This week my two year old daughter started a program through Parks and Rec that will let her play and interact with other children her age. I chose it as a fun activity for both of us to share together; something to shake up our week and get us out of the house trying new things and make friends. While, in the past, I’ve taken her weekly to a regular story-and-song program at the library, this was the first time we’ve paid to have my daughter do an activity.
I had a feeling this program had the kids do a lot of the things they might do in preschool, only with the parents present; in fact, it was even held in the preschool room at our town’s community center. There was circle time on the rug, a craft where they were expected to help clean up after, plenty of free play time, snack time, and songs and games.
It all was great. And yet, I freaked.
As an only child, my daughter frankly doesn’t have to share her things that often, except on play dates and when we go to the library. Because she’s home with me during the day, every day, she also doesn’t have to adhere to much of a schedule. There’s no day care drop off in time to rush to the office, no crunch at pick up time to make sure a sibling gets to soccer practice on time.
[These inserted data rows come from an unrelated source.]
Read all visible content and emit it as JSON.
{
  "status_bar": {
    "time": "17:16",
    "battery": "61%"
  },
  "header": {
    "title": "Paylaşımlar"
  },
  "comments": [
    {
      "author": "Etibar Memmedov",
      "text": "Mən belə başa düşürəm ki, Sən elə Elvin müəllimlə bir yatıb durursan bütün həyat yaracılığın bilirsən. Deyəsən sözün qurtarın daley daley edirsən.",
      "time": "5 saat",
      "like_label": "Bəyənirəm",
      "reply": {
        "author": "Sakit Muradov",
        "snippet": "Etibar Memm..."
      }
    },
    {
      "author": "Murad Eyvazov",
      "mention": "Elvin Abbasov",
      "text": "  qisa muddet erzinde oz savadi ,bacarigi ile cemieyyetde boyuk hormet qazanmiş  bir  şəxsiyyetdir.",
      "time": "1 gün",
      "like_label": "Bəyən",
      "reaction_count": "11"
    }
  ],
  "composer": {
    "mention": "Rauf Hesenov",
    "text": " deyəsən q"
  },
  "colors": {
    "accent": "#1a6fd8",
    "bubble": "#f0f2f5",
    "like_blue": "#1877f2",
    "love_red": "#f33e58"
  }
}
I was definitely hit by that mom-guilt feeling of wondering if I’m doing the right thing by not working full time outside of the house to be home with her. Is this a detriment to her once she truly enters school? She’s not used to much time without me. She doesn’t have daily interaction with kids her age. My daughter did okay at the playgroup, but the structure and expectations were definitely foreign to her. Have I not done enough?
And then there was the fact that, here she was, just a year from being in preschool. I snapped this picture during their snack time to send to my husband and it struck me just how OLD she looks here.
In the moment I was completely blindsided by the fact that this child is…a toddler. How many times have I blogged about her in all her toddler-ness? How often have my husband and I given each other that knowing look and explained away her behavior because she was just being a toddler? And yet, I still had the classic “my baby is no longer a baby” moment!
A few days removed from my freak out, and I know I haven’t ruined her chances of becoming a well-adjusted preschooler simply because I’ve been a parent to her. I know she’ll be fine in this program. She’ll love it and do well. Heck, even I’ll be fine. I think playgroup will be good, and help us both transition to a school environment.
Who knew that mommy might need a slower transition to preschool than the kid?